Starting in 1998, Bannon and a growing band of volunteers have been working to get cribs out to families who need them in greater Pittsburgh and beyond, and to spread the message that babies are safer in their own crib — as much as 40 times safer, according to some researchers.
“Unfortunately, babies continue to die in our county, but we’ve given out 6,500 cribs since 1998 and we’ve kept track of those families and not one of them has had a baby die in the first year of life.”
Through a special partnership with Graco, the group distributes a special make of the company’s popular portable crib to families referred to from prenatal caregivers and social workers. The cribs are both easy to assemble and pack up to go to a baby sitter or grandparent, and small enough that they can be set up in the parents’ bedroom.
“They sit next to the bed, mom just separated by mesh from the baby, that’s what I consider the safest setting,” Bannon said.
The program started to branch out to other cities just 18 months ago, but already there are chapters of Cribs for Kids operating in 152 communities in 35 states. Many similar efforts have been established by local governments and child-welfare groups seeking to prevent infant sleep deaths.
Another interesting press release has a short interview with Dr. Mckenna, bedsharing advocate, with the following puzzling tidbit:

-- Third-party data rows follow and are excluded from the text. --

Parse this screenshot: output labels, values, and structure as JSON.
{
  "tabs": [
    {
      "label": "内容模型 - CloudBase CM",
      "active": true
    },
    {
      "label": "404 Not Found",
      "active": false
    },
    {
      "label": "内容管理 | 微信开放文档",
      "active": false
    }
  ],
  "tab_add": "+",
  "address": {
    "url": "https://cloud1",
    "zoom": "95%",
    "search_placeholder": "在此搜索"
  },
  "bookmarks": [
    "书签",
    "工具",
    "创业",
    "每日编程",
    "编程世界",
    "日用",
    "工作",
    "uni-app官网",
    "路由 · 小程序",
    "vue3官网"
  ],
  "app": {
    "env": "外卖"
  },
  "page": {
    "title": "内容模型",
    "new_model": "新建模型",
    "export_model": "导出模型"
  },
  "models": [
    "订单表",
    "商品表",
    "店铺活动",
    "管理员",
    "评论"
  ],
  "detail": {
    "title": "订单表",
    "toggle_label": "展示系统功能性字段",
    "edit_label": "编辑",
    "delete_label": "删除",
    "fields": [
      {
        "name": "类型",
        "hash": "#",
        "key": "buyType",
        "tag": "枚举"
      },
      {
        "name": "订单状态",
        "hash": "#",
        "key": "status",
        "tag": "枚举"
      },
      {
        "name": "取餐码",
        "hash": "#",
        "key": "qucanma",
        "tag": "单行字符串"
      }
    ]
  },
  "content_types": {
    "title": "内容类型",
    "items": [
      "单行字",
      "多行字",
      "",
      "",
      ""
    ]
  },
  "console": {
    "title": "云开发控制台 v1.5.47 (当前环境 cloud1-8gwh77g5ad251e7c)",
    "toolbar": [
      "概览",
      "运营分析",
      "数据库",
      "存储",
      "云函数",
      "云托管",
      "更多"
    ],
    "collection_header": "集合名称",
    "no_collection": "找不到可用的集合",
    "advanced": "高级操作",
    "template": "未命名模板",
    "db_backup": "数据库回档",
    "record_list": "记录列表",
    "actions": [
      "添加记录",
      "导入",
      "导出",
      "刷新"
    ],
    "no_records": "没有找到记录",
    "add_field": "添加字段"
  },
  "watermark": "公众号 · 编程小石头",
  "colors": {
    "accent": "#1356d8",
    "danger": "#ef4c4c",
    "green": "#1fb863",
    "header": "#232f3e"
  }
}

Although he’s authored scores of articles and a book, “Sleeping With Baby,” on the practice, McKenna is quick to point out that he doesn’t advocate everyone bed-share.
“There are parents who aren’t comfortable sleeping with their infants, and there are some who should not do it. Mothers who are bottle-feeding rather than breastfeeding probably should not. We’ve seen in our studies that there are physical differences in how those women place their babies in the bed with them compared to breastfeeding mothers,” McKenna said.
Maybe it’s just me, but I don’t recall any previous admonitions – by Mckenna or anyone else – not to bother bedsharing if you don’t breastfeed. (there’s more to the article, and I suggest you read the whole link).
The Scripps press releases are the most informative part of the site, in my opinion; I suggest reading them all. Another one of special interest talks about the need for national standardization of infant deaths. A startling finding:
— A small but growing number of coroners who adhere to the most thorough investigation protocols are discovering that most sudden infant deaths are accidental asphyxiations.
First Candle , a large non-profit SIDS prevention organization, has also received an $11 million grant to provide cribs for safe roomsharing in Indiana, Washington state and DC.